When Jesus proclaimed the church’s eternal truth and victory, he used a Greek word-play on Peter’s name, “Cephas,” which means “rock.” It wasn’t Peter, in his personal capacity, upon which Jesus was building his church but on his confessional capacity. Jesus builds his church on the revelation, Peter’s Gospel confession, that Jesus alone is the Christ, the Messiah. This is the foundation upon which the church is built and prevails. Reflecting on NT Wright’s book, God and the Pandemic, Bishop Todd Hunter (ACNA Diocese of the Church for the Sake of Others) writes:
“Put Jesus in the center of the picture and work out from there. We don’t start thinking and responding via the frame of anything else – political parties, political theories, theological action groups, or even extra-biblical theological constructs and schemes – and then try to fit Jesus and the Kingdom into those frames. It distorts, pollutes and marginalizes Jesus every time.”
God is sovereign; he is not surprised at the times we are in! This means he is working out all things for our good, for those who love him, through these times (Romans 8:28). So, I wonder, what could God be doing through all the circumstances we face – from pandemic to unemployment to hell itself – to strengthen his Church here in North America so that it will prevail? What have we done, consciously or unconsciously, to distort, pollute, and marginalize Jesus and remove him from our center? From what is God calling us to repent?
I love the Church, and I believe we are on the cusp of an incredible awakening and revival. I also believe God is refining us to be a different church than we have been. He is calling us to be a different kind of people emerging from this pandemic, disciples who are so fully devoted to him that he is always in the center of the picture. This will require our church culture in North America to move from being a weekend culture of consumption to a culture of disciple-making. The mission of the American Anglican Council, semper reformanda, is to always reform the church we love because Christ loves his church.
To that end, would you please join me in completing a survey we just put out on the state of the church in and through this pandemic? You can find the link to the survey below. The latest national survey by George Barna of online church attendance during COVID-19 suggests that roughly one-third of Christians across all denominations are staying with their local church, one-third are looking for a new and better church/sermon/pastor, and one-third have dropped out entirely. Among the millennial generation the drop-out rate is 50%. We want to hear from YOU regarding what your experience is, what challenges you face, and how best the American Anglican Council can help you, your family, and your local church become not only the body that will prevail against Hell itself, but salt and light (Matthew5:13-16) to a lost and hurting world because it is founded on the rock-sold foundation of the Gospel of Jesus Christ and his transforming love!

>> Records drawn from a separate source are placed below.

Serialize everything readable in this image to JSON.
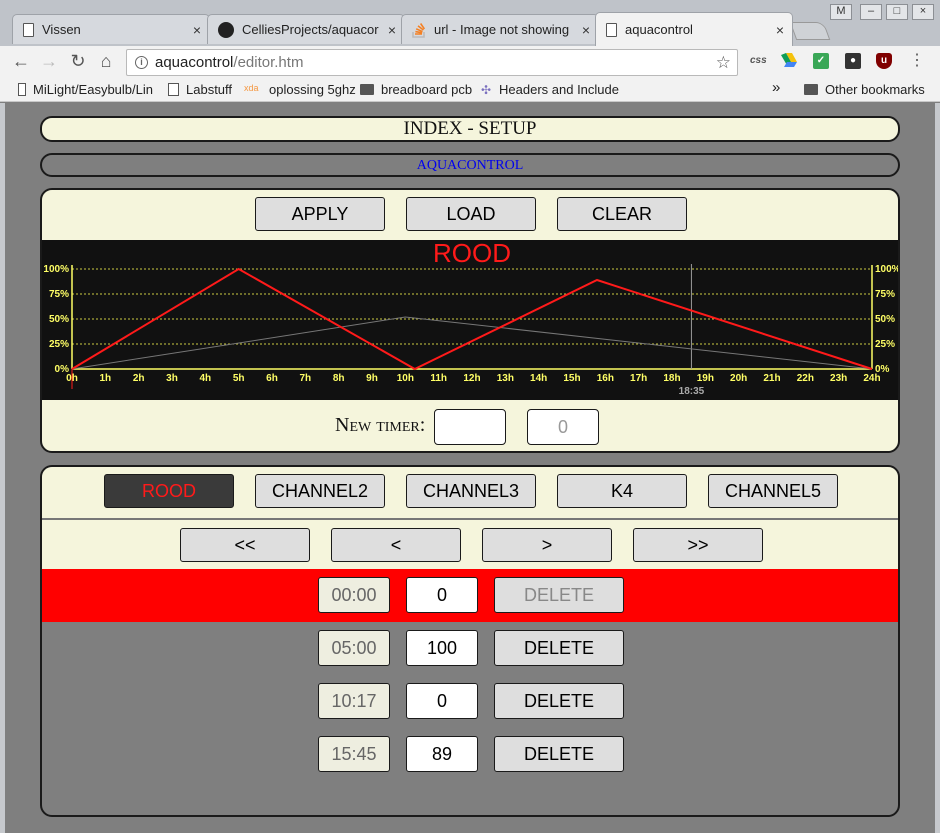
{
  "browser": {
    "tabs": [
      {
        "title": "Vissen",
        "icon": "document-icon",
        "active": false
      },
      {
        "title": "CelliesProjects/aquacor",
        "icon": "github-icon",
        "active": false
      },
      {
        "title": "url - Image not showing",
        "icon": "stackoverflow-icon",
        "active": false
      },
      {
        "title": "aquacontrol",
        "icon": "document-icon",
        "active": true
      }
    ],
    "close_glyph": "×",
    "url_host": "aquacontrol",
    "url_path": "/editor.htm",
    "bookmarks": [
      {
        "label": "MiLight/Easybulb/Lin",
        "icon": "page-icon"
      },
      {
        "label": "Labstuff",
        "icon": "page-icon"
      },
      {
        "label": "oplossing 5ghz",
        "icon": "xda-icon"
      },
      {
        "label": "breadboard pcb",
        "icon": "folder-icon"
      },
      {
        "label": "Headers and Include",
        "icon": "puzzle-icon"
      }
    ],
    "bookmarks_overflow": "»",
    "other_bookmarks": "Other bookmarks",
    "window_badge": "M"
  },
  "page": {
    "title": "INDEX - SETUP",
    "subtitle_link": "AQUACONTROL",
    "actions": {
      "apply": "APPLY",
      "load": "LOAD",
      "clear": "CLEAR"
    },
    "new_timer_label": "New timer:",
    "new_timer_time": "",
    "new_timer_value_placeholder": "0",
    "channels": [
      {
        "label": "ROOD",
        "active": true
      },
      {
        "label": "CHANNEL2",
        "active": false
      },
      {
        "label": "CHANNEL3",
        "active": false
      },
      {
        "label": "K4",
        "active": false
      },
      {
        "label": "CHANNEL5",
        "active": false
      }
    ],
    "nav": {
      "first": "<<",
      "prev": "<",
      "next": ">",
      "last": ">>"
    },
    "timers": [
      {
        "time": "00:00",
        "value": "0",
        "delete": "DELETE",
        "selected": true
      },
      {
        "time": "05:00",
        "value": "100",
        "delete": "DELETE",
        "selected": false
      },
      {
        "time": "10:17",
        "value": "0",
        "delete": "DELETE",
        "selected": false
      },
      {
        "time": "15:45",
        "value": "89",
        "delete": "DELETE",
        "selected": false
      }
    ]
  },
  "chart_data": {
    "type": "line",
    "title": "ROOD",
    "xlabel": "",
    "ylabel": "",
    "x_ticks": [
      "0h",
      "1h",
      "2h",
      "3h",
      "4h",
      "5h",
      "6h",
      "7h",
      "8h",
      "9h",
      "10h",
      "11h",
      "12h",
      "13h",
      "14h",
      "15h",
      "16h",
      "17h",
      "18h",
      "19h",
      "20h",
      "21h",
      "22h",
      "23h",
      "24h"
    ],
    "y_ticks": [
      "0%",
      "25%",
      "50%",
      "75%",
      "100%"
    ],
    "xlim": [
      0,
      24
    ],
    "ylim": [
      0,
      100
    ],
    "grid": true,
    "current_time_label": "18:35",
    "current_time_hours": 18.583,
    "colors": {
      "active": "#ff1a1a",
      "inactive": "#777777",
      "axis": "#ffff66",
      "grid": "#cccc44",
      "background": "#111111"
    },
    "series": [
      {
        "name": "ROOD",
        "x": [
          0,
          5,
          10.283,
          15.75,
          24
        ],
        "y": [
          0,
          100,
          0,
          89,
          0
        ]
      },
      {
        "x": [
          0,
          10,
          24
        ],
        "y": [
          0,
          52,
          0
        ]
      }
    ]
  }
}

Please take a moment to respond, and we will report back to you the results very soon.
In the words of Paul in Romans 15:13, may the God of peace fill us with all joy and peace as we trust in him, so that we may overflow with hope in the power of the Holy Spirit!